Calendar hearing raises concerns, few changes

PARKERSBURG – A draft calendar for the 2014-15 school year will be up for approval at tonight’s Wood County Board of Education meeting.

The calendar is unchanged from Monday’s public hearing where members of the public were asked to weigh in on the presented draft. A couple dozen people, most of them Wood County Schools staff and members of the calendar committee, attended the meeting, with only three speakers addressing the board.

Judy Johnson, director of curriculum and instruction for Wood County Schools and head of the district’s calendar committee, presented the draft calendar at Monday’s hearing.

In the proposed calendar, students would begin classes Aug. 18 and teachers would begin four days earlier. The last day of the instructional term would be June 3, 2015, but could go as late as June 30, 2015, due to snow days.

Under the new changes to state law, school systems must complete 180 days of instruction and do not allow for “protected” days.

The proposed calendar includes a week off for Thanksgiving break, though three of those days could be reclaimed due to bad weather. Students will be off Dec. 24 through Jan. 2 for winter break.

However, only a handful of days are set aside for spring break. Students would be off April 3, 2015, which is Good Friday, and April 6-7, 2015, a Monday and Tuesday. Easter is Sunday April 5, 2015.

Board member John Marlow asked Johnson why some of the public input gained through an online survey was not taken into consideration while planning the calendar. For example, Marlow said, members of the public overwhelmingly were in favor of a full-week spring break, which is not included next year.

Johnson said those comments were taken into consideration, but may not have accurately reflected the public’s opinion on the matter.

Johnson said some people openly “bragged about voting 50 times a day” on the public survey because officials could not limit how many times people could vote.

“They looked at it like a vote, like ‘American Idol,’ the more the better,” Johnson said. “It wasn’t a ‘vote,’ it was just to get information. We were collecting information and we found out the date might not be quite as reliable as we had hoped.”

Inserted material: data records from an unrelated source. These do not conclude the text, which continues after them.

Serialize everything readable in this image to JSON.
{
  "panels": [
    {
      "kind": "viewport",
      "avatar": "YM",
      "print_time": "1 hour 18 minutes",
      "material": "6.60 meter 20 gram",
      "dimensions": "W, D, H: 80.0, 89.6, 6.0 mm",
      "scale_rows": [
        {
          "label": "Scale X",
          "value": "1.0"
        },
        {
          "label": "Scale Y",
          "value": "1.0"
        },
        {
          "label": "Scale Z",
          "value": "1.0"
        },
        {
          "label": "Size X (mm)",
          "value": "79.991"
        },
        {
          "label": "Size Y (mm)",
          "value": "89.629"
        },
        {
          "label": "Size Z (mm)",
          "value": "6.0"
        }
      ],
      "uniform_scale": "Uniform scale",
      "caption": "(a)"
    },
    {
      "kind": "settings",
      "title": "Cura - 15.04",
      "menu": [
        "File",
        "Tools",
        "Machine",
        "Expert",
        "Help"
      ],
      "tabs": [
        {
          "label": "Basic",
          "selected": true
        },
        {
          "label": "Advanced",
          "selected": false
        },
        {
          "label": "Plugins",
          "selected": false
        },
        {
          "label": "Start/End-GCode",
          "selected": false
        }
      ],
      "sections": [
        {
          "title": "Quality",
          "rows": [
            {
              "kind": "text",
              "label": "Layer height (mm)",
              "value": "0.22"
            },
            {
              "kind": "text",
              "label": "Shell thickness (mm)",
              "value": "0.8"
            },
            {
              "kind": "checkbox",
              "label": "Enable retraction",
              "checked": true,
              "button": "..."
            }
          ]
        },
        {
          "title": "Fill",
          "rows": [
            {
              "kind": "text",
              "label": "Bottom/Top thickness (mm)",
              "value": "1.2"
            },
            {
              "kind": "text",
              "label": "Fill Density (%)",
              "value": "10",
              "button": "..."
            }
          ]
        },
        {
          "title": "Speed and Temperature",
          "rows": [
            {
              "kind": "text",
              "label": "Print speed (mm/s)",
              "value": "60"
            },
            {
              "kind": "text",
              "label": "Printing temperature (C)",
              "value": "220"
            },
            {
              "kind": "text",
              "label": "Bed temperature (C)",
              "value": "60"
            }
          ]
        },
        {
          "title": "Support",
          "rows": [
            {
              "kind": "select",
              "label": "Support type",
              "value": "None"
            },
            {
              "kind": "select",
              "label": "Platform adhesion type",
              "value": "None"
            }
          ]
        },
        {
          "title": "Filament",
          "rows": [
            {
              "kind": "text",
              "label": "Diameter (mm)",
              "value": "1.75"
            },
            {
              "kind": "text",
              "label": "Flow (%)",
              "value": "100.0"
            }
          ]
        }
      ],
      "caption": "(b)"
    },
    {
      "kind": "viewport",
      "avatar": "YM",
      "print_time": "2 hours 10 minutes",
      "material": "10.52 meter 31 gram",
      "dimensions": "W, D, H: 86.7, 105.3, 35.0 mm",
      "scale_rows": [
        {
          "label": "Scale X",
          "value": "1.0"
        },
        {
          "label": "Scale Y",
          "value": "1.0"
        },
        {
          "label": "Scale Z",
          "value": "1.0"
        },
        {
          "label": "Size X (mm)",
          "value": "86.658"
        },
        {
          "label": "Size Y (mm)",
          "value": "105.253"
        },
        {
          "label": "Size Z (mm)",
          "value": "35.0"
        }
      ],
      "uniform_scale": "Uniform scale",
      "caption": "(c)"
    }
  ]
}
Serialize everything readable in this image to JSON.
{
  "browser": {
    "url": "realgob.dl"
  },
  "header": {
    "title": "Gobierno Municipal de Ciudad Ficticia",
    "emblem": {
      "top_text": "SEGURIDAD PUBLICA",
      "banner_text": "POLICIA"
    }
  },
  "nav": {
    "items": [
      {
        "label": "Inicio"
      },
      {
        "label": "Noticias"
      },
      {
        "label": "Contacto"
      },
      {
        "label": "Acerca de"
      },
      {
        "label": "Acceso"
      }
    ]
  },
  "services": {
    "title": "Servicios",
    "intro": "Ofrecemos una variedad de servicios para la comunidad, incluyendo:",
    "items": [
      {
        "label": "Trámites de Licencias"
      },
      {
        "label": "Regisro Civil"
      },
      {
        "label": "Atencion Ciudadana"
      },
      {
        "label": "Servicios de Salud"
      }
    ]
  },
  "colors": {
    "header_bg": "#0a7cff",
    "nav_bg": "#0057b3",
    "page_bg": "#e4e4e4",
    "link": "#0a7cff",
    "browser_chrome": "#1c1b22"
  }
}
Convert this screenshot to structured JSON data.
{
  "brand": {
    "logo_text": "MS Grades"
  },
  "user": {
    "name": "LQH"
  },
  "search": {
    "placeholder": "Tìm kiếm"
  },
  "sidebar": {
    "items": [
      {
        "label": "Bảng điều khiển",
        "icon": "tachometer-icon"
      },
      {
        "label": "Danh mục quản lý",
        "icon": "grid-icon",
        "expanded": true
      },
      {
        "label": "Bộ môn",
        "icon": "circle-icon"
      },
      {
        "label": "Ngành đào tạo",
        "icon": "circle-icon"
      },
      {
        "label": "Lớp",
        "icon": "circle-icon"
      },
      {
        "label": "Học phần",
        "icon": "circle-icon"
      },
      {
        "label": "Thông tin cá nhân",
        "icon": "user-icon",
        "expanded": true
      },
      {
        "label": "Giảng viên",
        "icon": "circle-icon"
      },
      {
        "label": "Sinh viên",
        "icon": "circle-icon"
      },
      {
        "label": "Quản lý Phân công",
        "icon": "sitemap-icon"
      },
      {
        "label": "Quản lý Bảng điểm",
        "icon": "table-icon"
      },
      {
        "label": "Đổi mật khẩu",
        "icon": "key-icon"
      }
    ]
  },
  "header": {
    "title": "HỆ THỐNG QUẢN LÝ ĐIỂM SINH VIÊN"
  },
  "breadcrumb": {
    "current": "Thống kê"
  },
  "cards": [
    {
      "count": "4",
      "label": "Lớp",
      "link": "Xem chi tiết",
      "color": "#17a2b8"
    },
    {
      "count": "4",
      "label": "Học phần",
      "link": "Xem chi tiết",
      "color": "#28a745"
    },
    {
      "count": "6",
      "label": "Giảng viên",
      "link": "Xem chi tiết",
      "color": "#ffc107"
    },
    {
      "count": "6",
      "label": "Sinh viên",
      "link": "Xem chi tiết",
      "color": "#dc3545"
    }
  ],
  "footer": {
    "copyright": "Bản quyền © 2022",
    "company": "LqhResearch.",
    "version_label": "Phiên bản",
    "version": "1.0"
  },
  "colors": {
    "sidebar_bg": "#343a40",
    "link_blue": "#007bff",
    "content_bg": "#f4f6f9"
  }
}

The calendar includes six OS Days, also known as Out-of-School Days. Those days are Feb. 16, March 9, March 16, March 23, April 20 and April 27, all Mondays. Those OS days are paid days that the teachers are not in school, Johnson said. Four have to be scheduled after the 130th day of school, officials said.

Those OS Days would be used first to replace days lost to bad weather, Johnson said.

Jennifer Floyd, the parent of three Greenmont Elementary School students, said by placing each of those days on a Monday the district would potentially disrupt activities that only occur on Mondays, such as the district’s talented and gifted program or music or art classes that are taught only once a week.

“We hope the school system will be able to accommodate and make changes within the schedule,” so those days won’t impact specific instruction or programs, Johnson said.

Floyd also suggested the school system begin calendar discussions for the 2015-16 school year now instead of waiting until four months before the start of that school year. Officials said if they begin the discussion earlier than March, they run the risk of the state Legislature making last minute changes, requiring them to change the calendar after parents have already made plans.

“Once you plan something, going back and taking it back is a pretty painful process for everyone,” said board President Tim Yeater.

Greg Merritt, president of the Wood County American Federation of Teachers, expressed concerns over one scheduled prep day for teachers, Aug. 15, a Friday.

“Teachers have a lot to accomplish before they ever see a student,” he said. “Teachers will be giving up their own time (coming in before the prep day) to prepare for the school year.”

Other officials echoed Merritt’s concern, saying the single prep day which follows a required teacher training day puts pressure on everyone, including service personnel.”

“It’s going to be very difficult to assign 97 buses in one day,” said Mike Fling, assistant superintendent of school services. “That’s an issue I’m going to have to figure out how to handle.”

Johnson said she did not see other school district calendars with more than one teacher prep day. Either the district removes a day from somewhere else in the calendar or pays teachers for an extra day, she said.

Brett Powner, a teacher from Parkersburg High School, objected to the five-day starting week for students, saying transitioning students from summer to school would be better served by a three-day week.

“This calendar is not based on what is best for our students,” he said. “There is no argument I can find that a five-day week is an effective transition. A three-day student week is considered the best option.”

Powner said the board needs to consider allowing semester exams to occur prior to winter break rather than after. District officials said some teachers already give students the option to take those exams prior to the winter break.